Car loan delinquencies dropped over 18% from the fourth quarter of 2009 to the first quarter of this year, according to credit agency TransUnion. The news is good for US car companies which are pushing their way back into the car financing business after the default disasters of the recession cause large losses.
Auto loan delinquencies are measure by those more than 60 days past due.“Information for this analysis is culled quarterly from approximately 27 million anonymous, randomly sampled, individual credit files, representing approximately 10 percent of credit-active U.S. consumers and providing a real-life perspective on how they are managing their credit health.”
A lack of access to credit has been blamed for the fact that domestic car sales have not rebounded more quickly. Banks have been reluctant to offer loans to buyers unless they have high credit scores. The US car companies did not have the balance sheets to re-enter the lending market while Japanese and European firms have been able to use their own financial units to draw customers.

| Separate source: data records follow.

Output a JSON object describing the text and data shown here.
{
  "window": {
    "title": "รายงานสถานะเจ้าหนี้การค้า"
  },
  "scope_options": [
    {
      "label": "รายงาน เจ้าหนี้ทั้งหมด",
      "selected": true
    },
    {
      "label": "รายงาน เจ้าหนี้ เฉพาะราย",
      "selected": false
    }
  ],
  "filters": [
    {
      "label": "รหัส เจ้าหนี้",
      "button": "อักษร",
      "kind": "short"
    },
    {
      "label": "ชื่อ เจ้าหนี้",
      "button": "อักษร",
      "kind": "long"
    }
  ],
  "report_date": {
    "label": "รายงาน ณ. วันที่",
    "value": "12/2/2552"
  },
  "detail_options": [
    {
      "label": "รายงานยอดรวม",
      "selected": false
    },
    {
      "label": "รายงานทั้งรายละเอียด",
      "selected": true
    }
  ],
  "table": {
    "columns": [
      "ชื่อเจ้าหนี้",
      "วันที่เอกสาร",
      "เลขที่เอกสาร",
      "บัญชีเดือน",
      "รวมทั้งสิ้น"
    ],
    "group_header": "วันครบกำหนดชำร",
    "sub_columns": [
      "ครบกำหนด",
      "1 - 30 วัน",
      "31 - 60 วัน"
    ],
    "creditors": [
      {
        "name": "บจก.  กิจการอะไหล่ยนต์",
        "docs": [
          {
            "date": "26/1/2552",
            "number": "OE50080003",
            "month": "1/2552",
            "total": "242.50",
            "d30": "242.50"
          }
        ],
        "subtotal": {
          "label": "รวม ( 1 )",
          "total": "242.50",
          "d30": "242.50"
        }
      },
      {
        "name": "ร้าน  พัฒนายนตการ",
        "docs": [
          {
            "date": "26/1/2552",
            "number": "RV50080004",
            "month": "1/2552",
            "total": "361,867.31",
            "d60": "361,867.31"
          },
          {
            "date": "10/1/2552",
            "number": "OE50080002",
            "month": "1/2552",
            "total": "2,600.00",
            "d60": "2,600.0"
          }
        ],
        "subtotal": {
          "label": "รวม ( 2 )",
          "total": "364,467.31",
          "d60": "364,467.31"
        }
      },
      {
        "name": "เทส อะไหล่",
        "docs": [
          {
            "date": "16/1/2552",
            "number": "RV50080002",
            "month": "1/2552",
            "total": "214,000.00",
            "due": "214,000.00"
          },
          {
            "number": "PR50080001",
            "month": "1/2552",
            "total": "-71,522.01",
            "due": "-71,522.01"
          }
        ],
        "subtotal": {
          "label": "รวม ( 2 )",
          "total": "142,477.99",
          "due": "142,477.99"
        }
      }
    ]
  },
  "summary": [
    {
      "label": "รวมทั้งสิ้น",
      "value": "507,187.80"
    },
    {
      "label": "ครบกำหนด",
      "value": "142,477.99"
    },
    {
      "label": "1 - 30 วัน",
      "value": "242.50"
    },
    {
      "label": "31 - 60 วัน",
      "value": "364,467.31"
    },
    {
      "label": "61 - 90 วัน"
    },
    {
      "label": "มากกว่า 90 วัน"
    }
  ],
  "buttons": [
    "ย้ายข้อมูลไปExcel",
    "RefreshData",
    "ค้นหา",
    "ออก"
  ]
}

The news is also another indication that the consumer leverage trouble that helped cause the 2008 economic collapse is ending. There is already evidence from credit rating agencies and card companies like Visa (NYSE: V), MasterCard (NYSE MA), and American Express (NYSE: AXP) that charge-offs of bad consumer loans are falling. The trend has also helped the return of shoppers to retail outlets.
Car loans have liens on the vehicles which they cover. Since auto values drop almost 30% in the first year after sales, the cars are not ideal collateral. That makes the improvement in delinquencies even more important.
Douglas A. McIntyre